Inferential role semantics (also conceptual role semantics, functional role semantics, procedural semantics, semantic inferentialism) is an approach to the theory of meaning that identifies the meaning of an expression with its relationship to other expressions (typically its inferential relations with other expressions), in contradistinction to denotationalism, according to which denotations are the primary sort of meaning.
Georg Wilhelm Friedrich Hegel is considered an early proponent of what is now called inferentialism. He believed that the ground for the axioms and the foundation for the validity of the inferences are the right consequences and that the axioms do not explain the consequence.
In its current form, inferential role semantics originated in the later work of Ludwig Wittgenstein, particularly in the Philosophical Investigations. Its development was also influenced by the account of inference given by Wilfrid Sellars.

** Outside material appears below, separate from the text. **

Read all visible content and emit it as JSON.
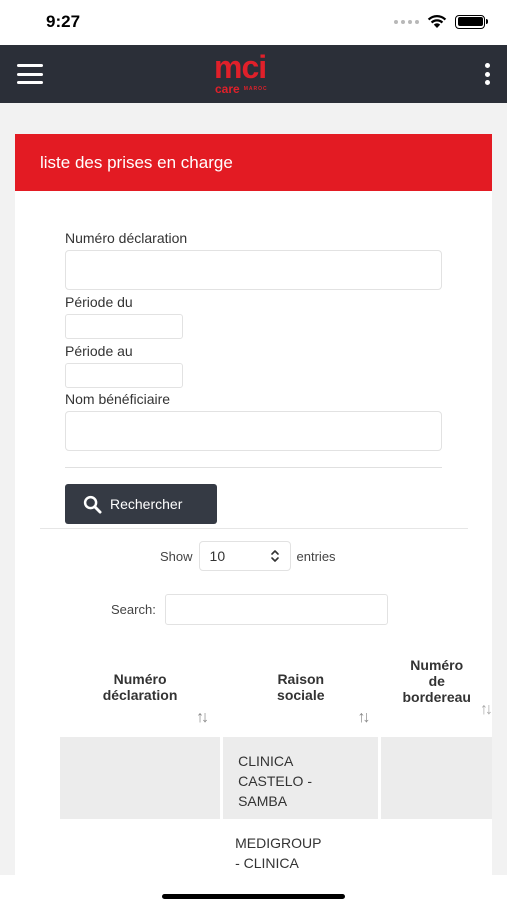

Jerry Fodor coined the term "inferential role semantics" in order to criticise it as a holistic (i.e. essentially non-compositional) approach to the theory of meaning. Inferential role semantics is sometimes contrasted to truth-conditional semantics.
Semantic inferentialism is related to logical expressivism and semantic anti-realism. The approach also bears a resemblance to accounts of proof-theoretic semantics in the semantics of logic, which associate meaning with the reasoning process.